## [WORK INSTRUCTION]
Where does the word "Angola" appear in the data? Copy every line that holds it.

## [INPUT RECORDS]
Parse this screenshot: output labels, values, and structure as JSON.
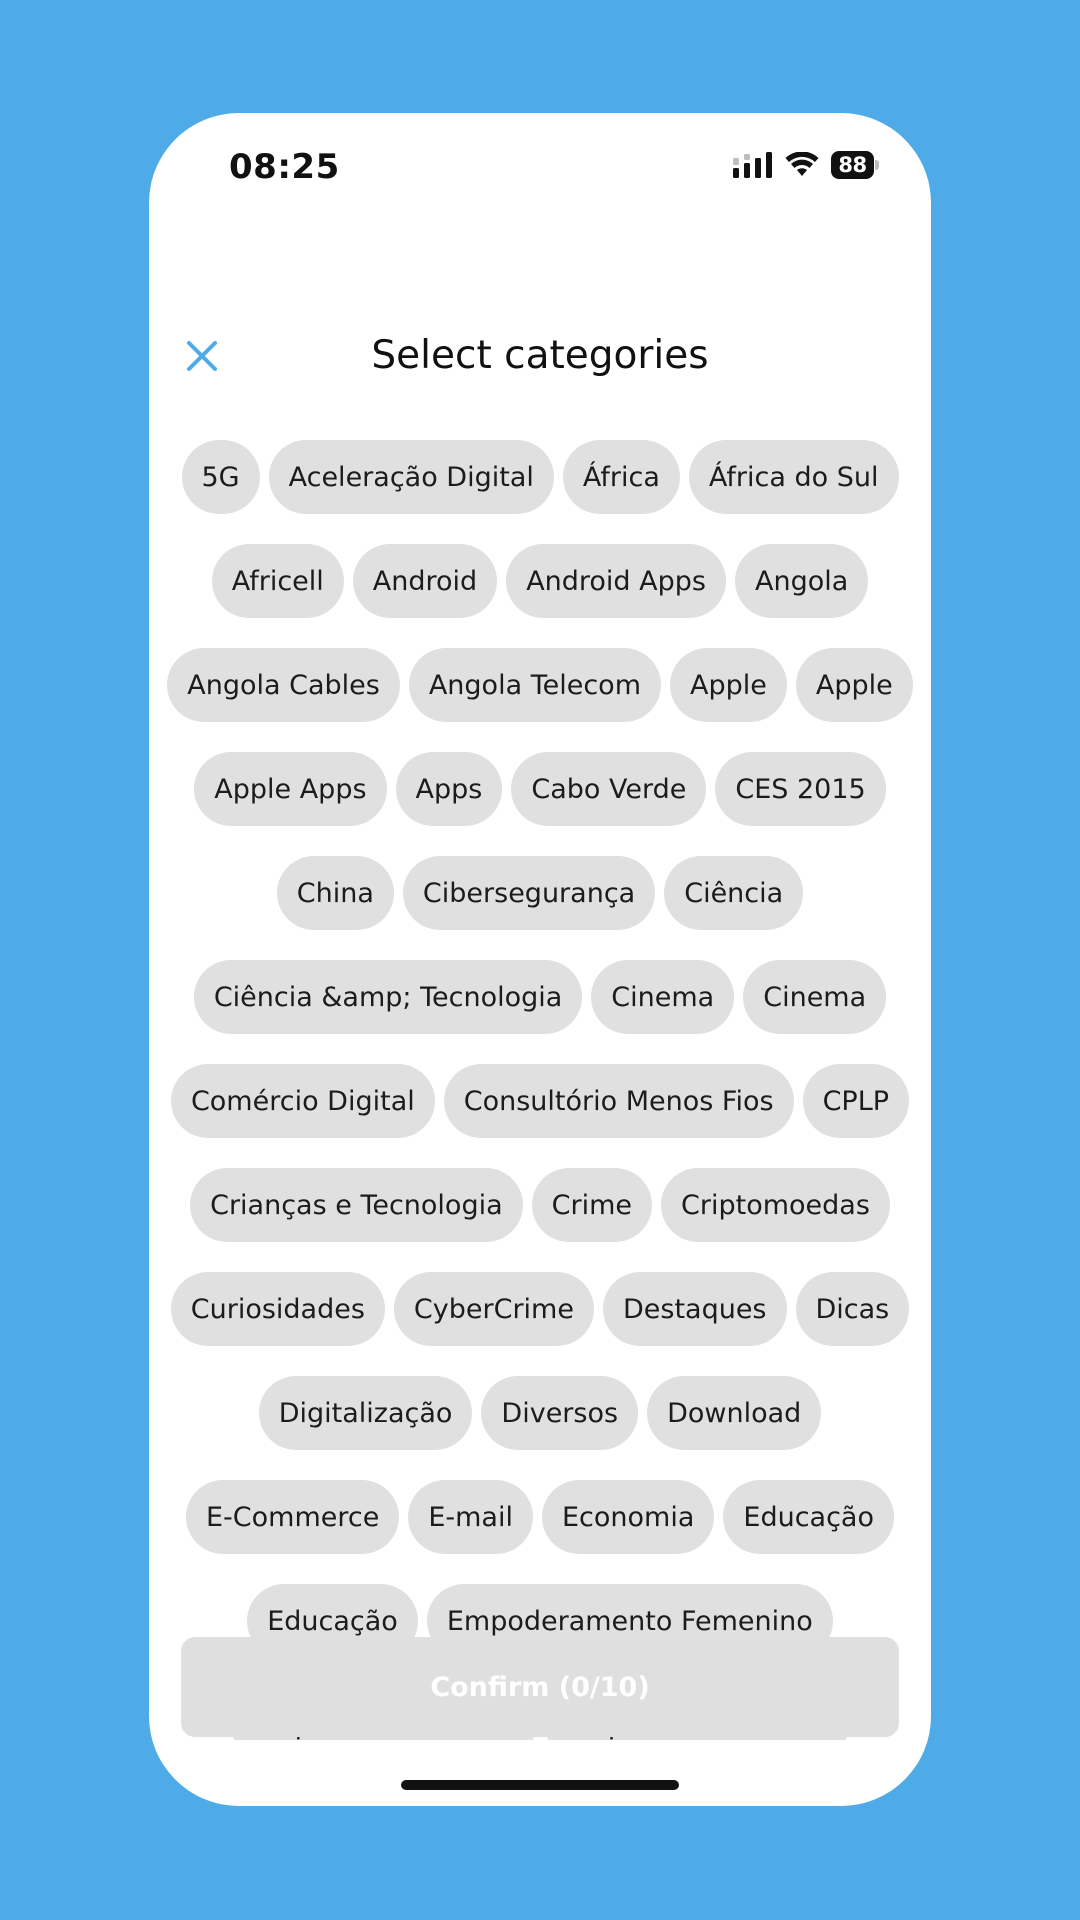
{
  "status_bar": {
    "time": "08:25",
    "battery_level": "88",
    "icons": [
      "signal-icon",
      "wifi-icon",
      "battery-icon"
    ]
  },
  "header": {
    "title": "Select categories",
    "close_icon": "close-icon"
  },
  "categories": {
    "rows": [
      [
        "5G",
        "Aceleração Digital",
        "África",
        "África do Sul"
      ],
      [
        "Africell",
        "Android",
        "Android Apps",
        "Angola"
      ],
      [
        "Angola Cables",
        "Angola Telecom",
        "Apple",
        "Apple"
      ],
      [
        "Apple Apps",
        "Apps",
        "Cabo Verde",
        "CES 2015"
      ],
      [
        "China",
        "Cibersegurança",
        "Ciência"
      ],
      [
        "Ciência &amp; Tecnologia",
        "Cinema",
        "Cinema"
      ],
      [
        "Comércio Digital",
        "Consultório Menos Fios",
        "CPLP"
      ],
      [
        "Crianças e Tecnologia",
        "Crime",
        "Criptomoedas"
      ],
      [
        "Curiosidades",
        "CyberCrime",
        "Destaques",
        "Dicas"
      ],
      [
        "Digitalização",
        "Diversos",
        "Download"
      ],
      [
        "E-Commerce",
        "E-mail",
        "Economia",
        "Educação"
      ],
      [
        "Educação",
        "Empoderamento Femenino"
      ],
      [
        "Empreendedorismo",
        "Empreendedorismo"
      ]
    ]
  },
  "confirm_button": {
    "label": "Confirm (0/10)"
  },
  "colors": {
    "background": "#4EABE8",
    "accent": "#4EABE8",
    "chip": "#e0e0e0",
    "button_disabled": "#dfdfdf"
  }
}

## [OUTPUT OF THE TASK]
        "Angola"
        "Angola Cables",
        "Angola Telecom",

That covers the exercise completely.